Phil Haack blogged about how, as a new Microsoft employee, he's drinking through the firehose [FYI to Phil: Brian Goldfarb has been using this as the motto on his blog since 2003, before Dare's post] and I'd thought I'd add my two cents to the lifecycle of new employees.
Microsoft absolutely has a "sink-or-swim" mentality for new hires (college or professional hires). That doesn't mean there isn't a vast support network or mentoring options, but it does mean that, in general you are given a goal or metric and you can decide how to reach that goal/metric. Unlike other companies where you're told what to do, a good number of jobs at Microsoft, it's up to you to own the goal or the problem.
Ownership can be a double-edged sword, but it seems to be the most effective way to address issues. Ownership, to me, means that you or your team is personally responsible to fix something or meet a goal.

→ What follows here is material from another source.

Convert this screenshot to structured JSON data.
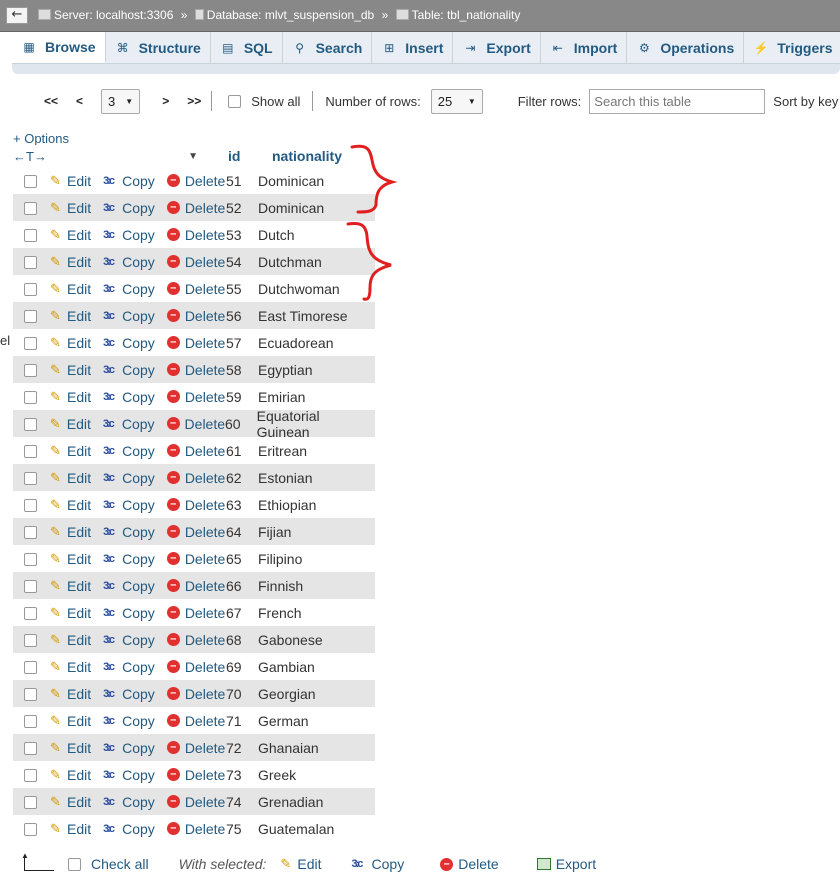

This can be a double-edged sword in that other teams that don't "own" something often-times won't put resources towards something you depend on, hence the challenge with cross-group collaboration. In general, I think ownership is the way things get done around Microsoft and the times I've seen shared ownership work is when all teams involved have committed to the goal or fixing the problem.
New Employee Stages
The cycle repeats itself as you get promoted (to a new level of incompetence), switch teams, or switch disciplines (ex: PM to marketing).
To those that are new to Microsoft that are reading this